Minister for Public Expenditure and Reform Brendan Howlin has rejected suggestions that the Labour Party reneged on its election promises by not getting senior bondholders in the banks to share the debt burden.

Meanwhile, ratings agency Standard & Poor's has cut the country's debt rating, in a move which had been expected.

It follows the announcement yesterday that €24bn of fresh capital is required by the Irish banks, which are to be restructured.

It brings the total cost to the taxpayer of fixing the country's banking sector to more than €70bn.

Mr Howlin said the Government had chosen the best possible path out of a ruinous situation and it would not have been worth it to burn the bondholders.

There were big moves in Irish banking shares in Dublin today after yesterday's announcements.

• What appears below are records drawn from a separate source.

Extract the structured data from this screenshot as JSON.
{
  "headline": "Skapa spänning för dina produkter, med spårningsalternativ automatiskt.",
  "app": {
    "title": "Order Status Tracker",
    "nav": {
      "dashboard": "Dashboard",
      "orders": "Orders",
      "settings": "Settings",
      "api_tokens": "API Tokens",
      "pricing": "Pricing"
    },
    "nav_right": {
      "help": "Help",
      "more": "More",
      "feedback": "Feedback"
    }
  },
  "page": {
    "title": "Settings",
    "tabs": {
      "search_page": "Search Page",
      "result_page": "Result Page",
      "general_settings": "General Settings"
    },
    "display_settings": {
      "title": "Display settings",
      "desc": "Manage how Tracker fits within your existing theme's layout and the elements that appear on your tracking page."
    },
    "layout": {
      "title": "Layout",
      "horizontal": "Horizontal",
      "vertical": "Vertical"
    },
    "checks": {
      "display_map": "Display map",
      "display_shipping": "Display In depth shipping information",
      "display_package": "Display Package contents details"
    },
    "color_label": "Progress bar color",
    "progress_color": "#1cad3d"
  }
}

Shares in Bank of Ireland and AIB gained after the decision that the two banks would form the core of the Irish retail banking industry in the years ahead.

But shares in Irish Life & Permanent closed down almost 60% at €0.17 following the news that it will be forced to sell its profitable Irish Life business.

Bank of Ireland ended up more than 40% at €0.31, while AIB gained more than 10% to €0.21.

Overall the ISEQ is up 1.5%, with Bank of Ireland the most traded share.

But the results of the stress tests appear to have had little impact on the cost of issuing government debt, with bond yields remaining above 10%.

Noonan on stress tests

Meanwhile, Minister for Finance Michael Noonan has said the European Central Bank's commitment to continue lending to Irish banks was a vote of confidence.

He said it had been Fine Gael policy that bondholders should share the debt burden, but that the European Central Bank in Frankfurt would not agree.

Speaking on RTÉ's Morning Ireland, he said the stress tests had also been more severe than they needed to be in order to restore credibility to the banks.

Economist Colm McCarthy has said that the Government had inherited a very difficult situation and what it had undertaken with the Central Bank was a 'holding operation'.

He said the country has been drained of liquidity and the banks could not borrow in the market.

The crisis had been caused by the perception that neither the banks nor the Government were solvent in the long term, he added.

'Very thorough' measures

A senior official from the European Investment Bank has said that the measures announced by the Government yesterday are 'very thorough' and will do a lot to renew international confidence in the Irish banking system.

Plutarchos Sakellaris, Vice President of the EIB responsible for Ireland, said it is important that the Irish Government met its obligation to carry out a stress test of banks here.

A delegation from the investment bank is in Ireland to meet the new Minister for Finance and others in order to match its lending programme to national development priorities.

Mr Sakellaris said his meeting with the Governor of the Central Bank this morning would be 'interesting'.

He said that the EIB is committed to Ireland during its 'economic crisis' and would continue to lend funds via banks here for the development of small and medium-sized enterprises and infrastructural projects.

The delegation from the EIB met Mr Noonan yesterday and said that the minister had stressed the importance the Government was attaching to investments in schools.

'Turning point'

Meanwhile, the Secretary General of the European Commission has said the Government's bailout and restructuring package marks a turning point for Ireland.

Catherine Day said the amount of money needed is enormous but it is within what they provided for.

Now that there is clarity and restructuring, banks can begin responsible lending again, she added.

International markets should have confidence in the plan because the Irish banks have been subjected to the most rigorous stress testing and the Government has taken decisions based on those stress tests, she explained.

In relation to burden sharing, Ms Day said the issue is about credibility and if you borrow money you should pay it back.

She said the commission believes this can be done and that will keep up Ireland's reputation internationally.